conviction becomes final-a “conviction becomes final at
the conclusion of direct review.” Brown v. United
States, 20 F. App'x 373, 374 (6th Cir. 2001)
(quoting Johnson v. United States, 246 F.3d 655, 657
(6th Cir. 2001)). Using the same reasoning, the Sixth Circuit
has made clear that “when a federal criminal defendant
does not appeal to the court of appeals, [direct review
concludes] upon expiration of the period in which the
defendant could have appealed to [such court], even when no
notice of appeal was filed.” Johnson v. United
States, 457 F. App'x 462, 465 (6th Cir. 2012)
(quoting Sanchez-Castellano v. United States, 358
F.3d 424, 427 (6th Cir. 2004)). Petitioner's conviction
became final on August 1, 2008, fourteen days after the Court
entered judgment on July 18, 2008. See Fed. R. App.
Proc. 4(b)(1)(A)(i) (“In a criminal case, a
defendant's notice of appeal must be filed in the
district court within [fourteen] days after . . . the entry
of . . . judgment.”). The window for requesting relief
under that subsection expired on August 1, 2009, nearly seven
years before Petitioner submitted the petition.
extent Petitioner attempts to rely on subsection (f)(3)'s
independent one-year filing period for newly-recognized
rights made retroactively applicable on collateral review as
justification for submitting the supplement after August 1,
2009, only the claim for collateral relief based on the
Johnson decision even arguably satisfies the
conditions required to trigger that provision.

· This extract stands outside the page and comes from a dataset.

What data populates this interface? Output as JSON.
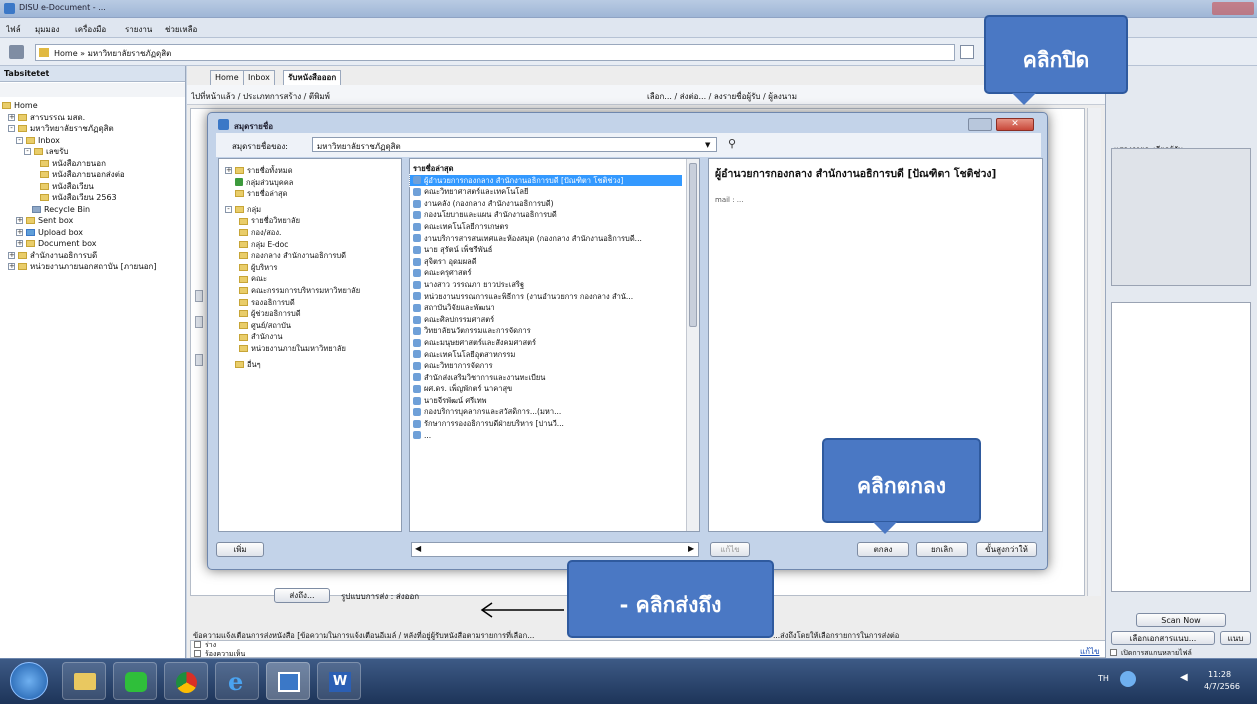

See
28 U.S.C. § 2255(f)(3) (requiring reliance on a newly
recognized and retroactively applicable right); see also
Welch v. United States, 136 S.Ct. 1257, 1265 (2016)
(“Johnson is . . . a substantive decision and
so has retroactive effect . . . in cases on collateral
review.”); In re Windy Watkins, 810
F.3d 375, 380-81 (6th Cir. 2015) (finding Johnson
constitutes a new substantive rule of constitutional law made
retroactively applicable on collateral review and thus
triggers § 2255(h)(2)'s requirement for
certification of a second or successive petition). By
contrast, Petitioner's claim of ineffective assistance of
counsel does not assert a newly recognized right and thus
cannot rely on the one-year filing window under subsection
(f)(3). Timeliness of the ineffective assistance claim
depends on whether or not subsection (f)(1) was tolled.
Equitable Tolling of Subsection (f)(1)
2255(f)'s statute of limitations is not jurisdictional
and may be tolled under limited, extraordinary circumstances.
Dunlap v. United States, 250 F.3d 101, 1007 (6lth
Cir. 2001). Used sparingly, a petitioner bears the burden of
establishing that equitable tolling applies to her case,
see Jurado v. Burt, 337 F.3d 638, 642 (6th Cir.
2003); Allen v. Yukins, 366 F.3d 396, 401 (6th Cir.
2004), and must show “(1) that [s]he has been pursuing
[her] rights diligently, and (2) that some extraordinary
circumstance stood in [her] way and prevented timely filing,
” Holland v. Florida, 130 S.Ct. 2549, 2562
(2010); Hail v. Warden, 662 F.3d 745, ...